U.S. Policy in the Wake of 9/11: Habeas Corpus
Habeas corpus is a legal action that prevents the government from holding prisoners for political or personal reasons.
The concept of habeas corpus (which means "you have the body" in Latin) dates back to the Magna Carta of 1215 and it was one of the earliest legal actions English courts could take. According to an article in the journal Social Education, "The writ, or written order of the court, gave judges the power to command the presence of a person before the court. This power worked two ways: (1) the writ was an order for the government and the accused to appear before the court; and (2) it required the government to explain why a person was being detained. If the court was not satisfied by the government's explanations for holding a person, the judges had the power to free the prisoner."
Suspending Habeas Corpus
Habeas corpus has been suspended at different times throughout American history. According to an article in the journal Social Education, at the start of the Civil War President Abraham Lincoln suspended habeas corpus without permission from Congress. Congress later passed legislation to support his actions. For its part, the George W. Bush administration argued that during what it termed America's "war on terror," enemy combatants had no right to writs of habeas corpus, and that these foreign nationals could be held at Guantánamo Bay indefinitely. Enemy combatants, in response, applied for habeas corpus in federal court. Some notable cases have resulted, most significant perhaps being the Hamdan v. Rumsfeld ruling, which stated that the military commissions convened to try Hamdan were illegal and lacked the protections required under the Geneva Conventions and the United States Uniform Code of Military Justice. Since the Hamdan trial, many detainees in Afghanistan have attempted to bring habeas corpus lawsuits against the U.S. government, challenging the basis for their imprisonment without trial.

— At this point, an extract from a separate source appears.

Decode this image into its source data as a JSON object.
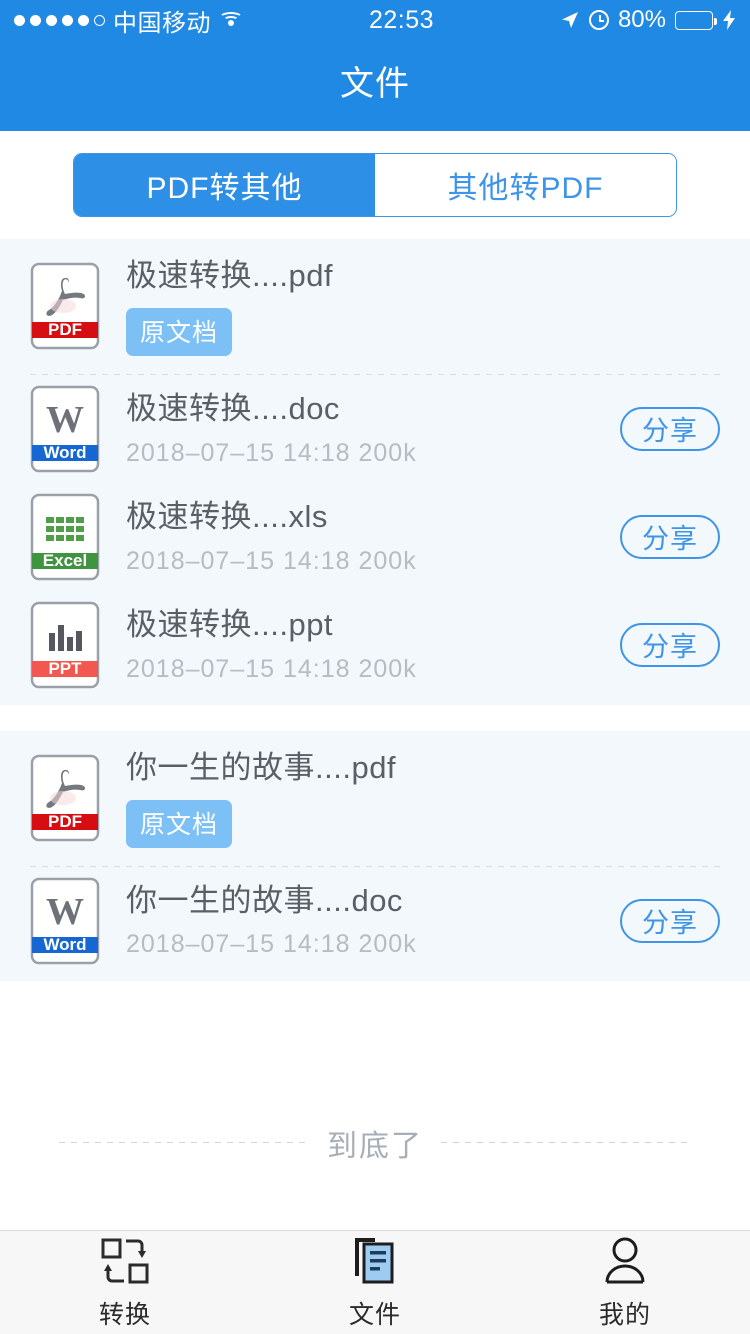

However, according to a September 8, 2010 article in The New York Times, the Obama administration has effectively blocked these detainees from filing such lawsuits.
» Savage, Charlie. "Court Dismisses a Case Asserting Torture by C.I.A." The New York Times, 8 September 2010.
» Chavkin, Nisan and Carolyn Pereira. "Habeas Corpus and 'Enemy Combatants.'" Social Education (September 2008).
Credit: Magna Carta - pima.gov